Work item: Would you copy the listing below exactly, keeping the pictures out?

++++ Source data ++++

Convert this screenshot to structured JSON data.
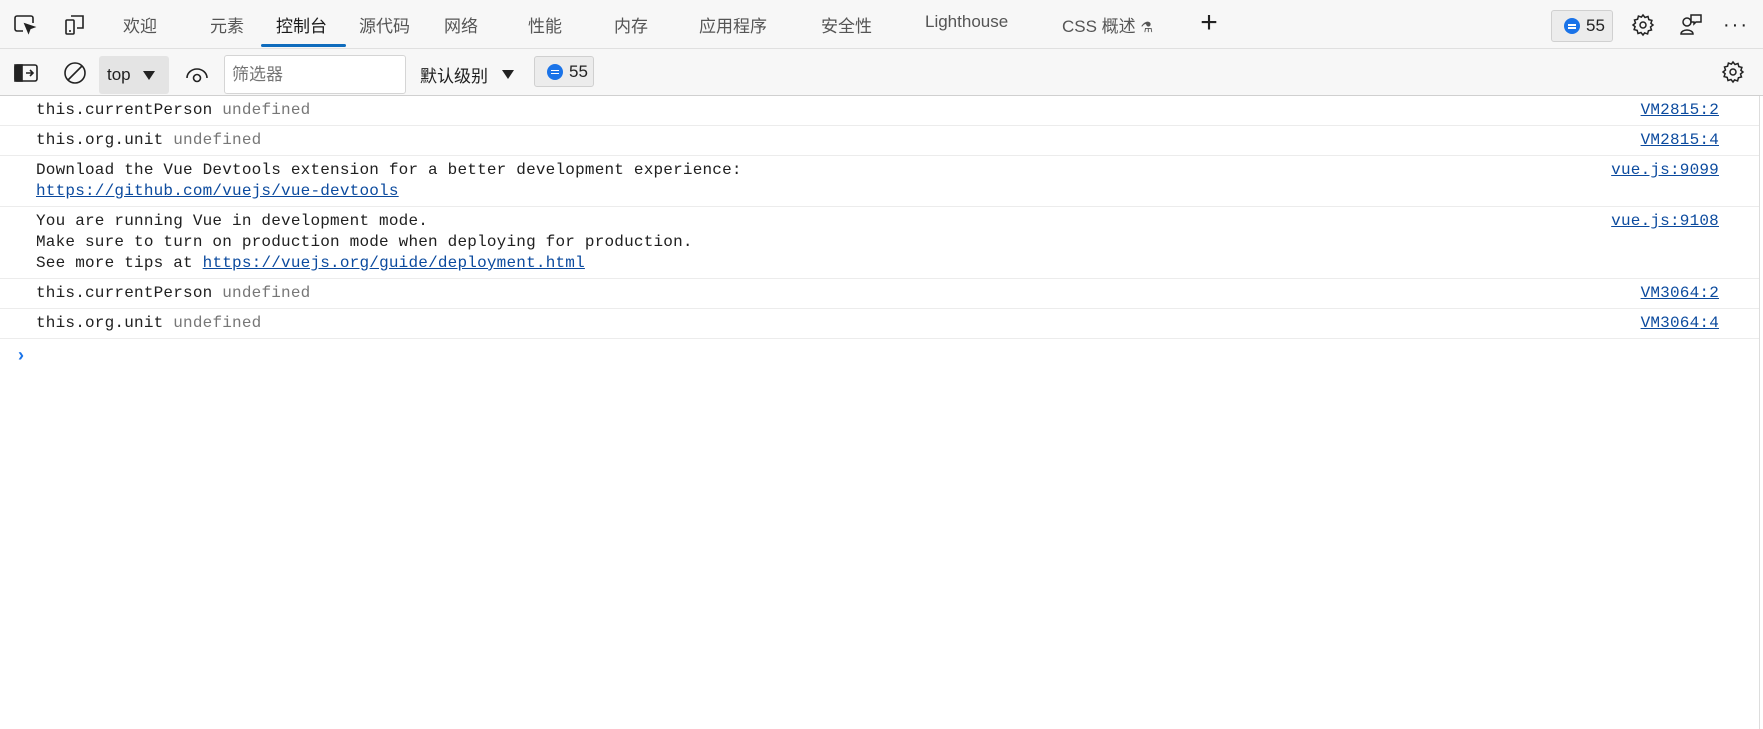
{
  "tabs": [
    "欢迎",
    "元素",
    "控制台",
    "源代码",
    "网络",
    "性能",
    "内存",
    "应用程序",
    "安全性",
    "Lighthouse",
    "CSS 概述"
  ],
  "active_tab": "控制台",
  "issues_count": "55",
  "toolbar": {
    "context": "top",
    "filter_placeholder": "筛选器",
    "level": "默认级别",
    "messages_count": "55"
  },
  "logs": [
    {
      "parts": [
        {
          "t": "this.currentPerson "
        },
        {
          "t": "undefined",
          "c": "undef"
        }
      ],
      "source": "VM2815:2"
    },
    {
      "parts": [
        {
          "t": "this.org.unit "
        },
        {
          "t": "undefined",
          "c": "undef"
        }
      ],
      "source": "VM2815:4"
    },
    {
      "parts": [
        {
          "t": "Download the Vue Devtools extension for a better development experience:\n"
        },
        {
          "t": "https://github.com/vuejs/vue-devtools",
          "c": "lnk"
        }
      ],
      "source": "vue.js:9099"
    },
    {
      "parts": [
        {
          "t": "You are running Vue in development mode.\nMake sure to turn on production mode when deploying for production.\nSee more tips at "
        },
        {
          "t": "https://vuejs.org/guide/deployment.html",
          "c": "lnk"
        }
      ],
      "source": "vue.js:9108"
    },
    {
      "parts": [
        {
          "t": "this.currentPerson "
        },
        {
          "t": "undefined",
          "c": "undef"
        }
      ],
      "source": "VM3064:2"
    },
    {
      "parts": [
        {
          "t": "this.org.unit "
        },
        {
          "t": "undefined",
          "c": "undef"
        }
      ],
      "source": "VM3064:4"
    }
  ],
  "colors": {
    "accent": "#0f6cbd",
    "link": "#0b4a9e",
    "badge": "#1a73e8"
  }
}
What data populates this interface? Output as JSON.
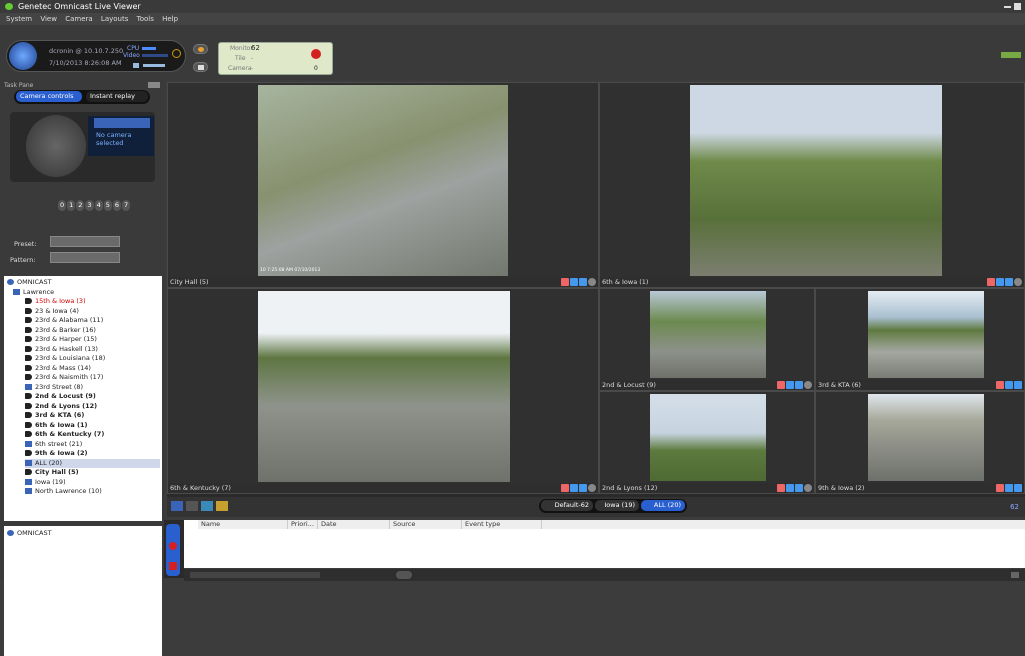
{
  "window": {
    "title": "Genetec Omnicast Live Viewer"
  },
  "menu": [
    "System",
    "View",
    "Camera",
    "Layouts",
    "Tools",
    "Help"
  ],
  "status": {
    "user": "dcronin @ 10.10.7.250",
    "datetime": "7/10/2013 8:26:08 AM",
    "cpu_label": "CPU",
    "video_label": "Video",
    "monitor_label": "Monitor",
    "monitor_value": "62",
    "tile_label": "Tile",
    "tile_value": "-",
    "camera_label": "Camera",
    "camera_value": "-",
    "alarm_count": "0"
  },
  "task_pane": {
    "title": "Task Pane",
    "tabs": [
      "Camera controls",
      "Instant replay"
    ],
    "ptz_message": "No camera selected",
    "preset_numbers": [
      "0",
      "1",
      "2",
      "3",
      "4",
      "5",
      "6",
      "7"
    ],
    "preset_label": "Preset:",
    "pattern_label": "Pattern:"
  },
  "tree": {
    "root": "OMNICAST",
    "group": "Lawrence",
    "items": [
      {
        "label": "15th & Iowa (3)",
        "type": "cam",
        "style": "red"
      },
      {
        "label": "23 & Iowa (4)",
        "type": "cam",
        "style": ""
      },
      {
        "label": "23rd & Alabama (11)",
        "type": "cam",
        "style": ""
      },
      {
        "label": "23rd & Barker (16)",
        "type": "cam",
        "style": ""
      },
      {
        "label": "23rd & Harper (15)",
        "type": "cam",
        "style": ""
      },
      {
        "label": "23rd & Haskell (13)",
        "type": "cam",
        "style": ""
      },
      {
        "label": "23rd & Louisiana (18)",
        "type": "cam",
        "style": ""
      },
      {
        "label": "23rd & Mass (14)",
        "type": "cam",
        "style": ""
      },
      {
        "label": "23rd & Naismith (17)",
        "type": "cam",
        "style": ""
      },
      {
        "label": "23rd Street (8)",
        "type": "seq",
        "style": ""
      },
      {
        "label": "2nd & Locust (9)",
        "type": "cam",
        "style": "bold"
      },
      {
        "label": "2nd & Lyons (12)",
        "type": "cam",
        "style": "bold"
      },
      {
        "label": "3rd & KTA (6)",
        "type": "cam",
        "style": "bold"
      },
      {
        "label": "6th & Iowa (1)",
        "type": "cam",
        "style": "bold"
      },
      {
        "label": "6th & Kentucky (7)",
        "type": "cam",
        "style": "bold"
      },
      {
        "label": "6th street (21)",
        "type": "seq",
        "style": ""
      },
      {
        "label": "9th & Iowa (2)",
        "type": "cam",
        "style": "bold"
      },
      {
        "label": "ALL (20)",
        "type": "seq",
        "style": "sel"
      },
      {
        "label": "City Hall (5)",
        "type": "cam",
        "style": "bold"
      },
      {
        "label": "Iowa (19)",
        "type": "seq",
        "style": ""
      },
      {
        "label": "North Lawrence (10)",
        "type": "seq",
        "style": ""
      }
    ],
    "bottom_root": "OMNICAST"
  },
  "tiles": [
    {
      "caption": "City Hall (5)",
      "timestamp": "10 7:25:08 AM 07/10/2013"
    },
    {
      "caption": "6th & Iowa (1)",
      "timestamp": ""
    },
    {
      "caption": "6th & Kentucky (7)",
      "timestamp": ""
    },
    {
      "caption": "2nd & Locust (9)",
      "timestamp": ""
    },
    {
      "caption": "3rd & KTA (6)",
      "timestamp": ""
    },
    {
      "caption": "2nd & Lyons (12)",
      "timestamp": ""
    },
    {
      "caption": "9th & Iowa (2)",
      "timestamp": ""
    }
  ],
  "layout_tabs": [
    "Default-62",
    "Iowa (19)",
    "ALL (20)"
  ],
  "monitor_number": "62",
  "events": {
    "columns": [
      "Name",
      "Priori...",
      "Date",
      "Source",
      "Event type"
    ]
  },
  "colors": {
    "accent": "#3a64b8",
    "selected_tab": "#2a5fd0",
    "alarm": "#d42020"
  }
}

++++

Exercise answer:
Convert this screenshot to structured JSON data.
{
  "tabs": [
    "欢迎",
    "元素",
    "控制台",
    "源代码",
    "网络",
    "性能",
    "内存",
    "应用程序",
    "安全性",
    "Lighthouse",
    "CSS 概述"
  ],
  "active_tab": "控制台",
  "issues_count": "55",
  "toolbar": {
    "context": "top",
    "filter_placeholder": "筛选器",
    "level": "默认级别",
    "messages_count": "55"
  },
  "logs": [
    {
      "parts": [
        {
          "t": "this.currentPerson "
        },
        {
          "t": "undefined",
          "c": "undef"
        }
      ],
      "source": "VM2815:2"
    },
    {
      "parts": [
        {
          "t": "this.org.unit "
        },
        {
          "t": "undefined",
          "c": "undef"
        }
      ],
      "source": "VM2815:4"
    },
    {
      "parts": [
        {
          "t": "Download the Vue Devtools extension for a better development experience:\n"
        },
        {
          "t": "https://github.com/vuejs/vue-devtools",
          "c": "lnk"
        }
      ],
      "source": "vue.js:9099"
    },
    {
      "parts": [
        {
          "t": "You are running Vue in development mode.\nMake sure to turn on production mode when deploying for production.\nSee more tips at "
        },
        {
          "t": "https://vuejs.org/guide/deployment.html",
          "c": "lnk"
        }
      ],
      "source": "vue.js:9108"
    },
    {
      "parts": [
        {
          "t": "this.currentPerson "
        },
        {
          "t": "undefined",
          "c": "undef"
        }
      ],
      "source": "VM3064:2"
    },
    {
      "parts": [
        {
          "t": "this.org.unit "
        },
        {
          "t": "undefined",
          "c": "undef"
        }
      ],
      "source": "VM3064:4"
    }
  ],
  "colors": {
    "accent": "#0f6cbd",
    "link": "#0b4a9e",
    "badge": "#1a73e8"
  }
}
What data populates this interface? Output as JSON.
{
  "window": {
    "title": "Genetec Omnicast Live Viewer"
  },
  "menu": [
    "System",
    "View",
    "Camera",
    "Layouts",
    "Tools",
    "Help"
  ],
  "status": {
    "user": "dcronin @ 10.10.7.250",
    "datetime": "7/10/2013 8:26:08 AM",
    "cpu_label": "CPU",
    "video_label": "Video",
    "monitor_label": "Monitor",
    "monitor_value": "62",
    "tile_label": "Tile",
    "tile_value": "-",
    "camera_label": "Camera",
    "camera_value": "-",
    "alarm_count": "0"
  },
  "task_pane": {
    "title": "Task Pane",
    "tabs": [
      "Camera controls",
      "Instant replay"
    ],
    "ptz_message": "No camera selected",
    "preset_numbers": [
      "0",
      "1",
      "2",
      "3",
      "4",
      "5",
      "6",
      "7"
    ],
    "preset_label": "Preset:",
    "pattern_label": "Pattern:"
  },
  "tree": {
    "root": "OMNICAST",
    "group": "Lawrence",
    "items": [
      {
        "label": "15th & Iowa (3)",
        "type": "cam",
        "style": "red"
      },
      {
        "label": "23 & Iowa (4)",
        "type": "cam",
        "style": ""
      },
      {
        "label": "23rd & Alabama (11)",
        "type": "cam",
        "style": ""
      },
      {
        "label": "23rd & Barker (16)",
        "type": "cam",
        "style": ""
      },
      {
        "label": "23rd & Harper (15)",
        "type": "cam",
        "style": ""
      },
      {
        "label": "23rd & Haskell (13)",
        "type": "cam",
        "style": ""
      },
      {
        "label": "23rd & Louisiana (18)",
        "type": "cam",
        "style": ""
      },
      {
        "label": "23rd & Mass (14)",
        "type": "cam",
        "style": ""
      },
      {
        "label": "23rd & Naismith (17)",
        "type": "cam",
        "style": ""
      },
      {
        "label": "23rd Street (8)",
        "type": "seq",
        "style": ""
      },
      {
        "label": "2nd & Locust (9)",
        "type": "cam",
        "style": "bold"
      },
      {
        "label": "2nd & Lyons (12)",
        "type": "cam",
        "style": "bold"
      },
      {
        "label": "3rd & KTA (6)",
        "type": "cam",
        "style": "bold"
      },
      {
        "label": "6th & Iowa (1)",
        "type": "cam",
        "style": "bold"
      },
      {
        "label": "6th & Kentucky (7)",
        "type": "cam",
        "style": "bold"
      },
      {
        "label": "6th street (21)",
        "type": "seq",
        "style": ""
      },
      {
        "label": "9th & Iowa (2)",
        "type": "cam",
        "style": "bold"
      },
      {
        "label": "ALL (20)",
        "type": "seq",
        "style": "sel"
      },
      {
        "label": "City Hall (5)",
        "type": "cam",
        "style": "bold"
      },
      {
        "label": "Iowa (19)",
        "type": "seq",
        "style": ""
      },
      {
        "label": "North Lawrence (10)",
        "type": "seq",
        "style": ""
      }
    ],
    "bottom_root": "OMNICAST"
  },
  "tiles": [
    {
      "caption": "City Hall (5)",
      "timestamp": "10 7:25:08 AM 07/10/2013"
    },
    {
      "caption": "6th & Iowa (1)",
      "timestamp": ""
    },
    {
      "caption": "6th & Kentucky (7)",
      "timestamp": ""
    },
    {
      "caption": "2nd & Locust (9)",
      "timestamp": ""
    },
    {
      "caption": "3rd & KTA (6)",
      "timestamp": ""
    },
    {
      "caption": "2nd & Lyons (12)",
      "timestamp": ""
    },
    {
      "caption": "9th & Iowa (2)",
      "timestamp": ""
    }
  ],
  "layout_tabs": [
    "Default-62",
    "Iowa (19)",
    "ALL (20)"
  ],
  "monitor_number": "62",
  "events": {
    "columns": [
      "Name",
      "Priori...",
      "Date",
      "Source",
      "Event type"
    ]
  },
  "colors": {
    "accent": "#3a64b8",
    "selected_tab": "#2a5fd0",
    "alarm": "#d42020"
  }
}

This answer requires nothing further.